• The girl was in her bedroom with family members in the house when she tried the challenge
  • The dangerous trend encourages social media users to hold their breath until they pass out
  • 10-year-old Nylah is not the first child to lose her life after taking up the dare

A Pennsylvania family is warning others about the "Blackout Challenge" that is now widely popular on social media. The family lost their 10-year-old child to the challenge and are now warning other parents to keep an eye on their kids so that they don’t fall for the internet stunt.

The 10-year-old girl, Nylah, recently became an addition to the list of children, who lost their lives after taking up the “Blackout Challenge.”

The viral trend encourages children to hold their breath until they pass out, according to ABC7 News. Nylah, like many others, stumbled upon the challenge and recently decided to take up the dare. Unfortunately, the challenge cost the life of a girl, described as a good and smart child by her mother, Tawainna Anderson.

"She was a butterfly," Anderson told the news portal. “She was everything.

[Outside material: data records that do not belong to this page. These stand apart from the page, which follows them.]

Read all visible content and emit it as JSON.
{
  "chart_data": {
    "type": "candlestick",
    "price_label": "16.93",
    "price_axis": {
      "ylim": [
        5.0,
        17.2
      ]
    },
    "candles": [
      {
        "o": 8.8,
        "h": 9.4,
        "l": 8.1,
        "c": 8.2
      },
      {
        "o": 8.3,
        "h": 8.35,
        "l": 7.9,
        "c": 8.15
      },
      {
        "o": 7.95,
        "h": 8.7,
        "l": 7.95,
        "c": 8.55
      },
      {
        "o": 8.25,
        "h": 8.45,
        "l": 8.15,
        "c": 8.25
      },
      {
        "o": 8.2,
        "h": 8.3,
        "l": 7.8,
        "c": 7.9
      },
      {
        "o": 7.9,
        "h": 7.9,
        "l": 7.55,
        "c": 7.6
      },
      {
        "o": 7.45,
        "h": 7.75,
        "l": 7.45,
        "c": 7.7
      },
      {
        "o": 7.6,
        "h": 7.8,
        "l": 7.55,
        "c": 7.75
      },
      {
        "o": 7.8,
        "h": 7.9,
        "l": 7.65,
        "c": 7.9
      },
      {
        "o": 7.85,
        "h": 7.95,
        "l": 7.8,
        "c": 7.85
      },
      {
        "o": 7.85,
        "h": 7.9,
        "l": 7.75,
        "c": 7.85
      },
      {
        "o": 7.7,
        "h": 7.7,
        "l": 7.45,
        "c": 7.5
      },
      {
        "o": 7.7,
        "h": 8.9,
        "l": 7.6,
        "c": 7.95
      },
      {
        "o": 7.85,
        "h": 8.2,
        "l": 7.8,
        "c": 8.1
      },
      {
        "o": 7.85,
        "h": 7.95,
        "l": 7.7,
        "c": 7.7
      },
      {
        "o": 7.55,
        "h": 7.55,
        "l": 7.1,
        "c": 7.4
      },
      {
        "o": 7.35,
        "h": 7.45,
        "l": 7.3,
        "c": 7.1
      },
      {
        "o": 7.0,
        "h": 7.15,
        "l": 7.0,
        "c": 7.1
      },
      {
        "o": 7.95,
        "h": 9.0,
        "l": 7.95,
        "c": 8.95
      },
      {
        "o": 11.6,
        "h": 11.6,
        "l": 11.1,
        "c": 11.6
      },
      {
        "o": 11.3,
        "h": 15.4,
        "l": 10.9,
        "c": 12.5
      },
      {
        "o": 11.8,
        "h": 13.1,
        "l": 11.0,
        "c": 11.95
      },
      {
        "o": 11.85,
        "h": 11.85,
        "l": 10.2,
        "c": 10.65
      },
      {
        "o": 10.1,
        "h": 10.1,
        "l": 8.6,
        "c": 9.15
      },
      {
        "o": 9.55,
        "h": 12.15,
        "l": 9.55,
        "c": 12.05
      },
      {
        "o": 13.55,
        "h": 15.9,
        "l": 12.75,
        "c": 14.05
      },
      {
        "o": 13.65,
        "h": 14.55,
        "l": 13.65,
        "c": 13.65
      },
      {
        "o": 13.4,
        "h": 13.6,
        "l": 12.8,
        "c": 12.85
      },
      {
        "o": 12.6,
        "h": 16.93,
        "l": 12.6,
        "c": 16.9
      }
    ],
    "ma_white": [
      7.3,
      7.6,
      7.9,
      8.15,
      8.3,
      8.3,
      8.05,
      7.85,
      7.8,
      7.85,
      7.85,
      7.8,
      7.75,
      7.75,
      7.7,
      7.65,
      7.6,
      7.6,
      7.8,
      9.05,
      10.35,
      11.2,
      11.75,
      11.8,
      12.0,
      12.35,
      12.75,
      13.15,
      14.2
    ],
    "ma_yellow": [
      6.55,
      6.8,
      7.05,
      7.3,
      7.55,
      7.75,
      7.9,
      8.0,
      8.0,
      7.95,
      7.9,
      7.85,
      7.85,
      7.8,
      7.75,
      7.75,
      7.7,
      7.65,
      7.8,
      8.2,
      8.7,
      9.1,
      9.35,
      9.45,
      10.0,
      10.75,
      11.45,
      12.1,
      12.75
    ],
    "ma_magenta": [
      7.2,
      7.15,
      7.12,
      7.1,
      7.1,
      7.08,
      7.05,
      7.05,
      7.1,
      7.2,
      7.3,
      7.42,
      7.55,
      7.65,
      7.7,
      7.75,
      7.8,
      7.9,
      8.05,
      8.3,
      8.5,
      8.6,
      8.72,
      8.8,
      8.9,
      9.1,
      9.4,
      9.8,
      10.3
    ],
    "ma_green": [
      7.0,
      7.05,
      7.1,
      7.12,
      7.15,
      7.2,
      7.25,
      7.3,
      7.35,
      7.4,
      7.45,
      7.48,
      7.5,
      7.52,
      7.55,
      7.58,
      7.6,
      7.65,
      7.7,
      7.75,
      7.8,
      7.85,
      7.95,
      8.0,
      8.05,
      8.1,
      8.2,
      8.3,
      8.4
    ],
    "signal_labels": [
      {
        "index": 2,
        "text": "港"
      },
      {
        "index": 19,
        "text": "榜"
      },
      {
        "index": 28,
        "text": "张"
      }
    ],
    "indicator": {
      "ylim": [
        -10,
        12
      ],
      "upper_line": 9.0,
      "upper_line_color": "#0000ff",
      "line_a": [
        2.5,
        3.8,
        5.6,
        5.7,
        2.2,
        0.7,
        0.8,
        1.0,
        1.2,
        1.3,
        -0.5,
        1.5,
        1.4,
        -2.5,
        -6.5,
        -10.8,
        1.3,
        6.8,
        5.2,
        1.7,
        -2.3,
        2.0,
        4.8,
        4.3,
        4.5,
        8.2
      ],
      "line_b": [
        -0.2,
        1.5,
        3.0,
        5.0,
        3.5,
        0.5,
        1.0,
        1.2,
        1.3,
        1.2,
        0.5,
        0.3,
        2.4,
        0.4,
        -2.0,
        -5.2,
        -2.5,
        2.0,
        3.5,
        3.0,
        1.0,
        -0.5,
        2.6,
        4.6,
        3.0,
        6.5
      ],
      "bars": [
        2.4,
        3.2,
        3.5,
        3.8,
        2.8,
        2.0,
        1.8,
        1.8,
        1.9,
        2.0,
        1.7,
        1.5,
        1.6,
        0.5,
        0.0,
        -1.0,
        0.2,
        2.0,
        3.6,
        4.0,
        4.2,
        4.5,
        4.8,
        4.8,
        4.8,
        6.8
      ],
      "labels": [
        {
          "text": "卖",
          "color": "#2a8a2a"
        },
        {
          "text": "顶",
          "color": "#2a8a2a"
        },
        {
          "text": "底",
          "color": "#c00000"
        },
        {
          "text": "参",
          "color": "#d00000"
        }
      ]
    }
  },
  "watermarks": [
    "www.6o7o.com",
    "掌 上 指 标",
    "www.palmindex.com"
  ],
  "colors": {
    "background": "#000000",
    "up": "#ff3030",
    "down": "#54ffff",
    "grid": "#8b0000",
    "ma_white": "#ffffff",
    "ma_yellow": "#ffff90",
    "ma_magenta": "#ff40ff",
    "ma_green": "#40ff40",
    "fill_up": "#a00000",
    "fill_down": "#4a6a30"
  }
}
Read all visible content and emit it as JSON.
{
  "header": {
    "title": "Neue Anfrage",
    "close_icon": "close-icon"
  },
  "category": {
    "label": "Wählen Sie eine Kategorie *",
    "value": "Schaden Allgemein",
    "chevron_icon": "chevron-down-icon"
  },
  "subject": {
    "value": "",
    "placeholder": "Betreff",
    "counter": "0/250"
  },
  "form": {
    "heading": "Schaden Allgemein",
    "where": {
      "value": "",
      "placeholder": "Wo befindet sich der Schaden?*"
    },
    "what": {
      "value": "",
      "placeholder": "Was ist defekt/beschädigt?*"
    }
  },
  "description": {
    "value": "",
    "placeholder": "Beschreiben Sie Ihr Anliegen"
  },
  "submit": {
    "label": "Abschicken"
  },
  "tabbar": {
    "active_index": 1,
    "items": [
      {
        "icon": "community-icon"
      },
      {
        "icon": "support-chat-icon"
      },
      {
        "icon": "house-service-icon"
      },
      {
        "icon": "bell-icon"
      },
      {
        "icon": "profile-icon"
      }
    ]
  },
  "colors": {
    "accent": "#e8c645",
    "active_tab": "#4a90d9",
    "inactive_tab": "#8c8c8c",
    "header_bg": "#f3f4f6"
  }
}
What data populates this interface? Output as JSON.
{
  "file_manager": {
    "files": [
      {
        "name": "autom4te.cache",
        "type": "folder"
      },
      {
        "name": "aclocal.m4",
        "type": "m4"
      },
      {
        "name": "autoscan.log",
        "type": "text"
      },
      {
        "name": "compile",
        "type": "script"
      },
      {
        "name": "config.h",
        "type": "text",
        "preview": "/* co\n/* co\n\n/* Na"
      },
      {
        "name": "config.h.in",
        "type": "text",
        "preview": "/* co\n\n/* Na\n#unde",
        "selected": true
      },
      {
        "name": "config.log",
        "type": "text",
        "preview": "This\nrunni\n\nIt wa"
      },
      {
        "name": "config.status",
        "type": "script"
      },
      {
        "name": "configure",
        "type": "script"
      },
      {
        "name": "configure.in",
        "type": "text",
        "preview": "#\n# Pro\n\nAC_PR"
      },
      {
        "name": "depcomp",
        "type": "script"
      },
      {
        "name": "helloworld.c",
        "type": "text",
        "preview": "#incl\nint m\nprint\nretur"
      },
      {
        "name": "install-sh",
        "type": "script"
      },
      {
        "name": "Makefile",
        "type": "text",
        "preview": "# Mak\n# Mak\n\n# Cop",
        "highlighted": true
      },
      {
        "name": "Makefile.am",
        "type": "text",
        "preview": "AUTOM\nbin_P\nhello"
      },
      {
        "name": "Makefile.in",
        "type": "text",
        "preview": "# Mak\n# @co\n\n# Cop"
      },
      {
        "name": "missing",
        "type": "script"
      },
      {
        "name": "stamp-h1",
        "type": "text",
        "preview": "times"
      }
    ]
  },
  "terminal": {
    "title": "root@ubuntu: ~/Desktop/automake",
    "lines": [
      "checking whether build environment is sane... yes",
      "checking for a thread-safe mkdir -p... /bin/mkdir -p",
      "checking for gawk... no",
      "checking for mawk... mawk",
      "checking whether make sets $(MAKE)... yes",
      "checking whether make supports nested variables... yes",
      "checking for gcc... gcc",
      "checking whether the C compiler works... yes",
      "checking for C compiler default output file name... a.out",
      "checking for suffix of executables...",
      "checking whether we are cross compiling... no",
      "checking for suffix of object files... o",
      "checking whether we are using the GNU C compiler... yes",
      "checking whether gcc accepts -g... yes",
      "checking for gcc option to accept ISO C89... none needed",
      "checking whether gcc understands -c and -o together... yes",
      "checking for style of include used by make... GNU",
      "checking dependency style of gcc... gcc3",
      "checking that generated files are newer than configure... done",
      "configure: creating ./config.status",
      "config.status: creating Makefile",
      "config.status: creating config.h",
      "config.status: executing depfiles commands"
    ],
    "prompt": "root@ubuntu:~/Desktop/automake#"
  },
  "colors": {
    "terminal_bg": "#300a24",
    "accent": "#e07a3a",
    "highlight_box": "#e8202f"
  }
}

She was a happy child." Her family said Nylah could speak three languages and said she was a fun and bright girl.

Nylah passed away in her bedroom after trying out the dangerous trend while her family members were at home.

"But no one was in the bedroom with her when this happened, so there was no one there to save her,” said Elizabeth Wood, a licensed clinical social worker at the local hospital.

The family rushed Nylah to the hospital, but she did not survive.

"I'm so hurt," Anderson said. "This is a pain that won't go away. It's at the top of my throat. I am so hurt."

Experts from the medical field also warned of the dangers of the challenge and said the lack of oxygen could lead to cardiac arrest. Brain damage and organ damage are also other serious risks of the challenge.

As doctors urge parents to know what their children are up to on the internet, they said, parents can simply start conversations by asking what their kids are watching, as reported by 6abc Action News.

Anderson also warned parents to keep a check on their children’s phones. "Make sure you check your kids' phones," the grieving mother said. "You never know what you might find on their phones. You wouldn't think 10-year-olds would try this. They're trying because they're kids and they don't know better."

Nylah is not the first victim to the challenge. Earlier this year, a 12-year-old boy from Oklahoma was found dead after taking part in the Blackout Challenge.

In Italy, a 10-year-old girl also died after performing the Blackout challenge; her death led to TikTok announcing that it would no longer allow anyone under 13 on its Italian platform.

Representative image Credit: Pixabay